Lalit Modi says IPL 2009 auction was rigged to favour Chennai
Lalit Modi, the former IPL commissioner, has said that the sale of Andrew Flintoff to the Chennai Super Kings during the 2009 player auction was rigged and that he "should have not allowed that to happen."
Lalit Modi, the former IPL commissioner, has said that the sale of Andrew Flintoff to the Chennai Super Kings during the 2009 player auction was rigged and that he "should have not allowed that to happen." Modi also claimed that the exclusion of Pakistan players from the IPL from the second season in 2009 was because of "arm-twisting" by BCCI officials.
When contacted by ESPNcricinfo, IPL and BCCI officials said they did not wish to respond to Modi's comments.

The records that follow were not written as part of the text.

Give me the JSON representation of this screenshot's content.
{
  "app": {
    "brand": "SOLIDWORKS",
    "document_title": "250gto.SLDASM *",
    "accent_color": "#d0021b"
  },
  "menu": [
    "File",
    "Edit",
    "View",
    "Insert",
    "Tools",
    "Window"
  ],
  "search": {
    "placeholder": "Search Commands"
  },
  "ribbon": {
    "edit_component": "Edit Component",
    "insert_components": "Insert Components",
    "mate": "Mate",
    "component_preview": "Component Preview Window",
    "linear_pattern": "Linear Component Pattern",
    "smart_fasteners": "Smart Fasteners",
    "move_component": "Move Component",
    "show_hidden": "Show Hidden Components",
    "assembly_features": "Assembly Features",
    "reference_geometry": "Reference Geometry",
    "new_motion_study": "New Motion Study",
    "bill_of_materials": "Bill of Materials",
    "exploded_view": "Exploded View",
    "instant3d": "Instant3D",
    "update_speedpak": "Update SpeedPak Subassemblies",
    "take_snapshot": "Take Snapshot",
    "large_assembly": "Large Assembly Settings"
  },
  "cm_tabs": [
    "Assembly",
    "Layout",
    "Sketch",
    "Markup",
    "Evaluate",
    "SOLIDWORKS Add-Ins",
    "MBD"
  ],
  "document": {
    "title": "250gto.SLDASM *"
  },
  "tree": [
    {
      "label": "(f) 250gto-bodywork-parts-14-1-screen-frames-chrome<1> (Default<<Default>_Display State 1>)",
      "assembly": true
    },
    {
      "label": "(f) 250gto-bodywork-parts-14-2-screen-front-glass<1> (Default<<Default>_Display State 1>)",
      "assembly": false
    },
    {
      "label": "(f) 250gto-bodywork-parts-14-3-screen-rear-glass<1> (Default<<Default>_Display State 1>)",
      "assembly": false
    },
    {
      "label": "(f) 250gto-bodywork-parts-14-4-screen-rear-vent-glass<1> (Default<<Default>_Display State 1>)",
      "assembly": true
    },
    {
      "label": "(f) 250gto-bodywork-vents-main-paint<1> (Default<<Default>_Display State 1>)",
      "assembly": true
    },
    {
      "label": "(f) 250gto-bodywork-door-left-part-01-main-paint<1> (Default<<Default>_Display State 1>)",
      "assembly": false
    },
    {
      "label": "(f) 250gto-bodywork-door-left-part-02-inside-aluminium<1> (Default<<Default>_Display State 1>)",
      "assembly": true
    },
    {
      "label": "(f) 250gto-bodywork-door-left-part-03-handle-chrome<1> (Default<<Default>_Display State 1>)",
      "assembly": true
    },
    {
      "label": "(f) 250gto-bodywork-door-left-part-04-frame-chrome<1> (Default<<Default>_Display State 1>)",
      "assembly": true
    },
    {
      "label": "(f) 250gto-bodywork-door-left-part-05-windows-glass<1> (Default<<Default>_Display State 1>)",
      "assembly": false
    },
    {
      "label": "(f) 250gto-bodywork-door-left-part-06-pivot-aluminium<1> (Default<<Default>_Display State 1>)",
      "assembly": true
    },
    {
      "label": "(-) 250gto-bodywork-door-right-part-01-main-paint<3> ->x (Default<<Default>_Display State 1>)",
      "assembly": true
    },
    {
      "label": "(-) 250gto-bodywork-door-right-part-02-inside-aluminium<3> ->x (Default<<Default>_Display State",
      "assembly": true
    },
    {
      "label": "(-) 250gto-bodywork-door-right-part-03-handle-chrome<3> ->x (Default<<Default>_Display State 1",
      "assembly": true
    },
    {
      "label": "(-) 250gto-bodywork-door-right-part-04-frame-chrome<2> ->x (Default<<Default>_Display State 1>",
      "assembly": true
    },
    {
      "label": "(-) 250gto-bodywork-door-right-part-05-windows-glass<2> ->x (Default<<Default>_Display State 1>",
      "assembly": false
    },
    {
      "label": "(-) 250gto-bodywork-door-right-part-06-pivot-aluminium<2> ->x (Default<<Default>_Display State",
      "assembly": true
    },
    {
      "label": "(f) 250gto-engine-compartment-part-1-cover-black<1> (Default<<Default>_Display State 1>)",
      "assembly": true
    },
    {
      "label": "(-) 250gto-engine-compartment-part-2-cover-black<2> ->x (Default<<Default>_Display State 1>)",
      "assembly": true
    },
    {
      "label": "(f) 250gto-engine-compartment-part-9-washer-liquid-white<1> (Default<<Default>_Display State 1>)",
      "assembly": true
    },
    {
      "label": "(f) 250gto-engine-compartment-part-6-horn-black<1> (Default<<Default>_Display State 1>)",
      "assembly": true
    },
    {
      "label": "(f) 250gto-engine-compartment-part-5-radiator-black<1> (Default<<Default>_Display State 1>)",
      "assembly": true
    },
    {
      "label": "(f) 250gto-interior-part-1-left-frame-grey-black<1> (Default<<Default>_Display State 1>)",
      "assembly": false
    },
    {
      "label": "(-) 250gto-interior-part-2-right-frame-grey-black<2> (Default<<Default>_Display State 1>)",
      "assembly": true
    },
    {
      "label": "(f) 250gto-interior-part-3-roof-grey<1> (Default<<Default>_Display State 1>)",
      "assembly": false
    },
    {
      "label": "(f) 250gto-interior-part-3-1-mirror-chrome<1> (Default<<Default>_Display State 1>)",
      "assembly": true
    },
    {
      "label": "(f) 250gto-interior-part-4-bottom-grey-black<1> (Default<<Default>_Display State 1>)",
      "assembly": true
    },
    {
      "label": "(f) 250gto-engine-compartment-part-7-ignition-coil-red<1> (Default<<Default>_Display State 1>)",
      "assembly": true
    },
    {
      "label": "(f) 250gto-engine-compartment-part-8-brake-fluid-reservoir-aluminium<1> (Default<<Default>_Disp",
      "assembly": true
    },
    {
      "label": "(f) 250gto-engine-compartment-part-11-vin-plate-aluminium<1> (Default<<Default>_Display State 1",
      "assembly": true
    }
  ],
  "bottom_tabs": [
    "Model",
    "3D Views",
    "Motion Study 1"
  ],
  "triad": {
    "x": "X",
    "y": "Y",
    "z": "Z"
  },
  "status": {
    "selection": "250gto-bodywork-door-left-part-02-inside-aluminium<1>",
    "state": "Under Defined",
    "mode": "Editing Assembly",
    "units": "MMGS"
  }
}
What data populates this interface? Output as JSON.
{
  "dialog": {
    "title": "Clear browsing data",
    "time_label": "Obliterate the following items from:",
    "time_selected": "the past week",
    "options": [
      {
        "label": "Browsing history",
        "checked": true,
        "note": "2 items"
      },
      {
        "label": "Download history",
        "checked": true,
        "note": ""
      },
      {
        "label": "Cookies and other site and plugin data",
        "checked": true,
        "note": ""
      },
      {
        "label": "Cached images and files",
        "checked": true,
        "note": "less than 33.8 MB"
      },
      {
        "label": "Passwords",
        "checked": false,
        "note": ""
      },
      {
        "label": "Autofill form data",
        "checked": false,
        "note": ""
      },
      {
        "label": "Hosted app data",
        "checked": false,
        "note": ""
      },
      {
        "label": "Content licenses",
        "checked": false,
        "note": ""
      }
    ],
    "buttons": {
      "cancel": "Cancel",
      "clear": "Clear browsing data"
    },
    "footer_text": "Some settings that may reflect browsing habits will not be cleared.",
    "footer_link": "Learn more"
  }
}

"Flintoff auction was rigged. I made it clear that time. That onus was on me and as chairman I should have not allowed that to happen then," Modi said. "I was arm-twisted to allow Andrew Flintoff to go to Chennai Super Kings. I'm to blame for that. It's a fact."
Chennai bought Flintoff for $1.55 million, making him the most expensive player at the time alongside Kevin Pietersen, but he played only three matches in the 2009 season before returning home injured. A knee surgery then ruled him out of the 2010 tournament.
Pakistan players were part of the inaugural IPL season in 2008 but not after that. In 2009, some Pakistan cricketers were part of the auction but they did not attract a single bid from any of the eight franchises. "Similar problem happened with the Pakistan players," Modi said. "Arm-twisting happened by senior BCCI officials that nobody should pick them."
Modi also criticised the IPL's decision to allow the franchises to retain up to four players after the contracts expired at the end of the 2010 season. Chennai and Mumbai Indians were the only teams to retain four players.
"The retention clause was only for first three years. All players were supposed to go back to auction after first three years," Modi said. "In the fourth year  that did not happen and they allowed the players to stay back. That became a problem. When the new teams come in, that's a problem for them and I had pointed out it last year. If you pull out few things the entire model is going to fall apart."